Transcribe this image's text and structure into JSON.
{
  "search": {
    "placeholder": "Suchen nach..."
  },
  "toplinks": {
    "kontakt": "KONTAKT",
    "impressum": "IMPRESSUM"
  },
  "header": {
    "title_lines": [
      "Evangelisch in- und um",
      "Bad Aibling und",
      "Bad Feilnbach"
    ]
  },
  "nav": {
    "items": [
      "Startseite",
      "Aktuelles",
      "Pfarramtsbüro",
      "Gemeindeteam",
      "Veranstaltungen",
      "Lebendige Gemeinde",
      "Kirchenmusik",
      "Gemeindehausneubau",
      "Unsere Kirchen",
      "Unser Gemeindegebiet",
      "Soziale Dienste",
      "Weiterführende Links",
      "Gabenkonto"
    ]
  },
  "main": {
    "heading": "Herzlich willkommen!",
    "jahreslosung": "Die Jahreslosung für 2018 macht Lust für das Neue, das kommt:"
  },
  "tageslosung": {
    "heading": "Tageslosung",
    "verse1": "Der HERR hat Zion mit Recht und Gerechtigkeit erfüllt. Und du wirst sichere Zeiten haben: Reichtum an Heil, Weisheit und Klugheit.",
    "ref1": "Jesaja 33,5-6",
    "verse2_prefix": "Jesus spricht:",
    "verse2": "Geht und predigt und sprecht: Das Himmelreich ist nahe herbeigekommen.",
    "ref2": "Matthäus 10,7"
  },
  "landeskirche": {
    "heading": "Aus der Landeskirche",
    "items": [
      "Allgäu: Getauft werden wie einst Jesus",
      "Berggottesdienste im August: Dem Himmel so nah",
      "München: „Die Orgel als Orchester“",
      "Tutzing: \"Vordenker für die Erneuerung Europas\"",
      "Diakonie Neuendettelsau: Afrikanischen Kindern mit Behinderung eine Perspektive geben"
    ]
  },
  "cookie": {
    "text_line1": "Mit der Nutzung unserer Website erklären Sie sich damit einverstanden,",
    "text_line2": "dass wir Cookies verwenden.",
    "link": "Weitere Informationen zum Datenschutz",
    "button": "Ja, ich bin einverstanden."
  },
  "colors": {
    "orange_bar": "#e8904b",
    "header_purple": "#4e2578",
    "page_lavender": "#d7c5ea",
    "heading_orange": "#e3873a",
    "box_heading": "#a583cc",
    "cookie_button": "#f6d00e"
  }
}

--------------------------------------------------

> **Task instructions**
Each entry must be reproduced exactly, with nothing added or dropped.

> **Answer space**
Transcribe this image's text and structure into JSON.
{
  "search": {
    "placeholder": "Suchen nach..."
  },
  "toplinks": {
    "kontakt": "KONTAKT",
    "impressum": "IMPRESSUM"
  },
  "header": {
    "title_lines": [
      "Evangelisch in- und um",
      "Bad Aibling und",
      "Bad Feilnbach"
    ]
  },
  "nav": {
    "items": [
      "Startseite",
      "Aktuelles",
      "Pfarramtsbüro",
      "Gemeindeteam",
      "Veranstaltungen",
      "Lebendige Gemeinde",
      "Kirchenmusik",
      "Gemeindehausneubau",
      "Unsere Kirchen",
      "Unser Gemeindegebiet",
      "Soziale Dienste",
      "Weiterführende Links",
      "Gabenkonto"
    ]
  },
  "main": {
    "heading": "Herzlich willkommen!",
    "jahreslosung": "Die Jahreslosung für 2018 macht Lust für das Neue, das kommt:"
  },
  "tageslosung": {
    "heading": "Tageslosung",
    "verse1": "Der HERR hat Zion mit Recht und Gerechtigkeit erfüllt. Und du wirst sichere Zeiten haben: Reichtum an Heil, Weisheit und Klugheit.",
    "ref1": "Jesaja 33,5-6",
    "verse2_prefix": "Jesus spricht:",
    "verse2": "Geht und predigt und sprecht: Das Himmelreich ist nahe herbeigekommen.",
    "ref2": "Matthäus 10,7"
  },
  "landeskirche": {
    "heading": "Aus der Landeskirche",
    "items": [
      "Allgäu: Getauft werden wie einst Jesus",
      "Berggottesdienste im August: Dem Himmel so nah",
      "München: „Die Orgel als Orchester“",
      "Tutzing: \"Vordenker für die Erneuerung Europas\"",
      "Diakonie Neuendettelsau: Afrikanischen Kindern mit Behinderung eine Perspektive geben"
    ]
  },
  "cookie": {
    "text_line1": "Mit der Nutzung unserer Website erklären Sie sich damit einverstanden,",
    "text_line2": "dass wir Cookies verwenden.",
    "link": "Weitere Informationen zum Datenschutz",
    "button": "Ja, ich bin einverstanden."
  },
  "colors": {
    "orange_bar": "#e8904b",
    "header_purple": "#4e2578",
    "page_lavender": "#d7c5ea",
    "heading_orange": "#e3873a",
    "box_heading": "#a583cc",
    "cookie_button": "#f6d00e"
  }
}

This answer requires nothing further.